**ACTIVITY:** Copy out every line of the records where the string "Akhir" occurs.
========================================
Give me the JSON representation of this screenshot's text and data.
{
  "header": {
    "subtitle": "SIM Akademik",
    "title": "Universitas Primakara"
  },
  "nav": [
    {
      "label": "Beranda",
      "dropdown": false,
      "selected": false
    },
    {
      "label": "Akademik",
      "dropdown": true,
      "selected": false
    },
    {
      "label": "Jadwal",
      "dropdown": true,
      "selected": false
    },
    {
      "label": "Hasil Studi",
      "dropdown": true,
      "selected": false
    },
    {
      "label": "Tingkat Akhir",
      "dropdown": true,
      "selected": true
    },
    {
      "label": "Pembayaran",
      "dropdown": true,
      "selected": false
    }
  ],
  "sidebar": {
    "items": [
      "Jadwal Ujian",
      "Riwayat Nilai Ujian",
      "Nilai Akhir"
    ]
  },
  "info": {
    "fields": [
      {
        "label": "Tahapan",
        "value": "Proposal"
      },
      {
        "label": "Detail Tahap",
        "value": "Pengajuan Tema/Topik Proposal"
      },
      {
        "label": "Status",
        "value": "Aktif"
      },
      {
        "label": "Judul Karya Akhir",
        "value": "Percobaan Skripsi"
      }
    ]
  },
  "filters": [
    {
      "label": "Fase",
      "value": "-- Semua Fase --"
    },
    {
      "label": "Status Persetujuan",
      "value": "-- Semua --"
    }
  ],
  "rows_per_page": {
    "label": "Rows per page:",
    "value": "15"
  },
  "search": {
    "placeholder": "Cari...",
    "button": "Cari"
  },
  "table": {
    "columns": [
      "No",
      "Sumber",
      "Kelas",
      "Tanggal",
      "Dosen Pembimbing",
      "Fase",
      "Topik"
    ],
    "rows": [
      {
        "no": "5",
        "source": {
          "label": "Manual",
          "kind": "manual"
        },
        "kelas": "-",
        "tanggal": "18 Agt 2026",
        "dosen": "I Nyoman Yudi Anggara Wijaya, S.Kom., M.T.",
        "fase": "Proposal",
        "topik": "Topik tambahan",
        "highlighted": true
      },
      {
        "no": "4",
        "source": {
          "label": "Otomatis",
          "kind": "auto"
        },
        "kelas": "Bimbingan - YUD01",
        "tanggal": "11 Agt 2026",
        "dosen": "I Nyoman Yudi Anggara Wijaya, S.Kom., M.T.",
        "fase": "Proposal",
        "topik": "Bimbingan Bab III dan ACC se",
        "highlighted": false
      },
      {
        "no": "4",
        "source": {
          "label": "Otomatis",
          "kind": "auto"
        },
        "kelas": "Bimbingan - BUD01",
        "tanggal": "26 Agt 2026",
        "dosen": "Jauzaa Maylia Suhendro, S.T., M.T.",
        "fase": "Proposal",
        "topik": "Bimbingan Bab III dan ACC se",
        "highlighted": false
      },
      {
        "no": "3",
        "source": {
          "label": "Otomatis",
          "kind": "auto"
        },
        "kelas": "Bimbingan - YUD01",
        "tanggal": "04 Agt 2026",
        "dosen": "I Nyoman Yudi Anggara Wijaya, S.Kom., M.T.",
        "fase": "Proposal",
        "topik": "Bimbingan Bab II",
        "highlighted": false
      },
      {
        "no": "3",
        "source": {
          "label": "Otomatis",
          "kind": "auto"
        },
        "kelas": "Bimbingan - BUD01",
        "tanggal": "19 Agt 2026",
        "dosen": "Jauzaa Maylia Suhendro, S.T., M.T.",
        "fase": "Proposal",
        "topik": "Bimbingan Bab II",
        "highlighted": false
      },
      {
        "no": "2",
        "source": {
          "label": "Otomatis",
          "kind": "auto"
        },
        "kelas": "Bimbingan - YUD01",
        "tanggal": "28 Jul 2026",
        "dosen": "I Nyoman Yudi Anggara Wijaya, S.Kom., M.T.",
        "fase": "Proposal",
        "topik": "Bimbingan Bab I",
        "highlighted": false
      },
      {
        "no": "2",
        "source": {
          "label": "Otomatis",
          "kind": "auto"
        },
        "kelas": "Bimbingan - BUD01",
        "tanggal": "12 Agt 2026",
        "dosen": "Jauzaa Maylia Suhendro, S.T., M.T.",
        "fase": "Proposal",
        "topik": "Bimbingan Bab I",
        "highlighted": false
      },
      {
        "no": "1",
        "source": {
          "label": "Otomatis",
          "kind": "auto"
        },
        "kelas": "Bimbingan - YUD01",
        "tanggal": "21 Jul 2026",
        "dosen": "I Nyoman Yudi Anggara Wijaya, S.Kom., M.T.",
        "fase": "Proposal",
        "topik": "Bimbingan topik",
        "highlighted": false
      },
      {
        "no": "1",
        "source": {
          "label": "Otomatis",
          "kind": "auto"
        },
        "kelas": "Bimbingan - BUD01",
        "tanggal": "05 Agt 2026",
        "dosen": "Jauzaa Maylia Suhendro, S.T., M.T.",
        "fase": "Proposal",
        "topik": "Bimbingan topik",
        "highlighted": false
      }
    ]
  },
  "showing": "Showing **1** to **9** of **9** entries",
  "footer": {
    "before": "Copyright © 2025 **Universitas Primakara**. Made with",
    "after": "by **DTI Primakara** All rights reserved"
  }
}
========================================
**ANSWER TO THE PROBLEM:**
      "label": "Tingkat Akhir",
      "Nilai Akhir"
        "label": "Judul Karya Akhir",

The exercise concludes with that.